Second, please test yourself regularly. If you do that, then if you have the virus but don’t have symptoms – you have a chance of finding that out before you go out to work or to socialise. Testing yourself therefore makes it less likely that you will inadvertently pass the virus to others.

You can order free lateral flow tests through the NHS inform website. The tests will then be sent to you in the post, or you can collect them from local pharmacies or test sites.

If you test positive through one of these lateral flow devices – or if you have symptoms of the virus – make sure that you self-isolate, and book a PCR test. Self-isolation remains a really important way in which we can all slow the spread of the virus.

And thirdly and finally, please follow the rules and public health guidance which are still in place.

That’s important for all of us. Even basic steps – wearing face coverings on public transport, and opening a window if you have someone in your house to make sure there is good ventilation – can still make a big difference.

So please remember it is still a requirement to wear face coverings in certain indoor public places, such as shops, public transport and when entering and moving about in hospitality settings. That’s a simple but important way in which we can protect each other.

And more generally, it is important in these current circumstances, we think about how often we’re socializing and with how many others, what risks we are running when we go out and about, and the basic steps that reduce those risks.
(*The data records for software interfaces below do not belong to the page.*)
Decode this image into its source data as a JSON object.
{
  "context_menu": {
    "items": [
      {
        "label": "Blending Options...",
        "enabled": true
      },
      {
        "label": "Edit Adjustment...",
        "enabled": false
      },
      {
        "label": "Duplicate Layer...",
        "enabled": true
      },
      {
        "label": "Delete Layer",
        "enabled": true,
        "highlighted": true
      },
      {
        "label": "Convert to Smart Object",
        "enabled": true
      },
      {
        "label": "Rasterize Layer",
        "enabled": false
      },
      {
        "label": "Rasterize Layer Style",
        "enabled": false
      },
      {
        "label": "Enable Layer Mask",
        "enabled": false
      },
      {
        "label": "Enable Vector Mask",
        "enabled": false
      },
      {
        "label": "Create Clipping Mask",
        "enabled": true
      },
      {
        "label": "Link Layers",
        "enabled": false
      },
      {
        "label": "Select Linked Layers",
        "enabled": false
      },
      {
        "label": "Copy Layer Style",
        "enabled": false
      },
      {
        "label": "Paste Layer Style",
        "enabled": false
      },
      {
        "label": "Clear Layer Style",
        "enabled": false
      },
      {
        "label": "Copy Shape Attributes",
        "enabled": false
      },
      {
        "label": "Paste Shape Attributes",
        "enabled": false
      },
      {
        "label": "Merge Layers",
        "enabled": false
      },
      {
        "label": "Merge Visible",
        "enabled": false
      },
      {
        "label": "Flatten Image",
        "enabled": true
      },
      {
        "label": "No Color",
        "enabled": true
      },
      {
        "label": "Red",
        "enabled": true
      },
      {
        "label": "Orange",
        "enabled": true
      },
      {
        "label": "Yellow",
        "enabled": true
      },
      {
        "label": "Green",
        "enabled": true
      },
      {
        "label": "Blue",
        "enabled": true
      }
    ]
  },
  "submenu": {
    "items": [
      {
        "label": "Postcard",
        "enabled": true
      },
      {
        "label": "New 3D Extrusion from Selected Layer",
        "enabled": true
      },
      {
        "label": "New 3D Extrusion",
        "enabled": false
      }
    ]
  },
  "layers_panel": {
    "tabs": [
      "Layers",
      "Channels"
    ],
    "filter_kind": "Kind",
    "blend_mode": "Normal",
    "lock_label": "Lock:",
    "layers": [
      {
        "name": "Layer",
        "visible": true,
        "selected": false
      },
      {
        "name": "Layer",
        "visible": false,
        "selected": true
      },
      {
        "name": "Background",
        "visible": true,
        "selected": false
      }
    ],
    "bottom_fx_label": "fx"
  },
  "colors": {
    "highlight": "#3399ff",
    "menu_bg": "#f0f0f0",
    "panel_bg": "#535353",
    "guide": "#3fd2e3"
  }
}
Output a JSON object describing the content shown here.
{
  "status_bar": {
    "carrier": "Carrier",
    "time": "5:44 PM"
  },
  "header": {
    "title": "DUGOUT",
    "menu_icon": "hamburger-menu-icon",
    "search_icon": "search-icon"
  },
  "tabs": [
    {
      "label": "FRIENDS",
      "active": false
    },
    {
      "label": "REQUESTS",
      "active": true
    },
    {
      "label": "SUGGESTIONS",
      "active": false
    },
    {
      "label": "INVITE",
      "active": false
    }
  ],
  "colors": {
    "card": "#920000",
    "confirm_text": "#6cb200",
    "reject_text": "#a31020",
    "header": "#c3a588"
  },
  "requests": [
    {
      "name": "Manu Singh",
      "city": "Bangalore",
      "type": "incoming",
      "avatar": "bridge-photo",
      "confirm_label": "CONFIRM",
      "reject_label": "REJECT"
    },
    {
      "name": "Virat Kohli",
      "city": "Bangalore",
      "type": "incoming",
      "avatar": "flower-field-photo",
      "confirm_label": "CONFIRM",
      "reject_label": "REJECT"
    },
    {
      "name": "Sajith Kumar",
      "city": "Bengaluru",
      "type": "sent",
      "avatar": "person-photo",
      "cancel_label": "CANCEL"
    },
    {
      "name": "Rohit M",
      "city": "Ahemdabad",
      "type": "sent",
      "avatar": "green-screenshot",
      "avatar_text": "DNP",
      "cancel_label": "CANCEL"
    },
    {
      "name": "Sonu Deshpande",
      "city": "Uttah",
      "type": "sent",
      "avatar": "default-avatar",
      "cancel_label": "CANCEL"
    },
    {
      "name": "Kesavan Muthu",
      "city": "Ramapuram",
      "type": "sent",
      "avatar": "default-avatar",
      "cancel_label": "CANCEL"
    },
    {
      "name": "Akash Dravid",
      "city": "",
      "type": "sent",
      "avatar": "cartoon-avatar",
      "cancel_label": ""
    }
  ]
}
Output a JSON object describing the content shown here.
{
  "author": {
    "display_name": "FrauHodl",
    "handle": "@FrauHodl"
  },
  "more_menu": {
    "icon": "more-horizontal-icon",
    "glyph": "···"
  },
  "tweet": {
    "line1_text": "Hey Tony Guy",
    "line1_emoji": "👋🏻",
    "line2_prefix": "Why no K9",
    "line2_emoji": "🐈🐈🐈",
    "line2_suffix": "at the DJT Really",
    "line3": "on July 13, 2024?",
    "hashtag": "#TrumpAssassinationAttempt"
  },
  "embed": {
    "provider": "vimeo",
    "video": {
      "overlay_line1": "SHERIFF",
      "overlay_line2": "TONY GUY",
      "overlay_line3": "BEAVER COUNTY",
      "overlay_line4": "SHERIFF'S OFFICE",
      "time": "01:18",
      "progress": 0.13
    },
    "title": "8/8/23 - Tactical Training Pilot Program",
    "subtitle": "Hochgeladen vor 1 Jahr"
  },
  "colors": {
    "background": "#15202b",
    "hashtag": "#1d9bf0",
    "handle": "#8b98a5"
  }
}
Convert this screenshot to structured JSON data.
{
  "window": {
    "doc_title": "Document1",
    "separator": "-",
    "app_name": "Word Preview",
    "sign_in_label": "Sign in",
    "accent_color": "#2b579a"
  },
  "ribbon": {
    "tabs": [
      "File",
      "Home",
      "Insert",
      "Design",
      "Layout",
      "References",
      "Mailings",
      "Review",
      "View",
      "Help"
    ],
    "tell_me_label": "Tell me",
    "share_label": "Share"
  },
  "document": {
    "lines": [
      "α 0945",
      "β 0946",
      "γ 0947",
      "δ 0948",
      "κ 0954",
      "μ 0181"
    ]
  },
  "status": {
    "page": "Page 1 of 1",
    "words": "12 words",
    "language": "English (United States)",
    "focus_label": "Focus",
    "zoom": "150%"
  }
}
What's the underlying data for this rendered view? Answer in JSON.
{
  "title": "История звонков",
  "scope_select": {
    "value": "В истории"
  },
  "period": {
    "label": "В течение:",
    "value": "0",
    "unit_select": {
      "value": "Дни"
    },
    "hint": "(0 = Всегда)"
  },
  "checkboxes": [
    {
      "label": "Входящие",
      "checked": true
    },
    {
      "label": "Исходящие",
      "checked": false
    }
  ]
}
Meet outdoors as much as possible.

If you are indoors, avoid crowded places. And open the windows – the better ventilated a room is, the safer it is.  

Even though it’s not the law any more, keep a safe distance from people in other households if you can – especially indoors.

Continue to minimise physical contact where possible – like handshaking, for example.

And wash your hands and surfaces regularly and thoroughly.

If we all comply with all of these measures, we will help limit the spread of Covid.

We will make ourselves and our loved ones safer.

And we can maintain the progress that we have made, and to keep on living more freely.

So please – get vaccinated, get tested, and tighten up again on following the rules and guidelines.

Thank you.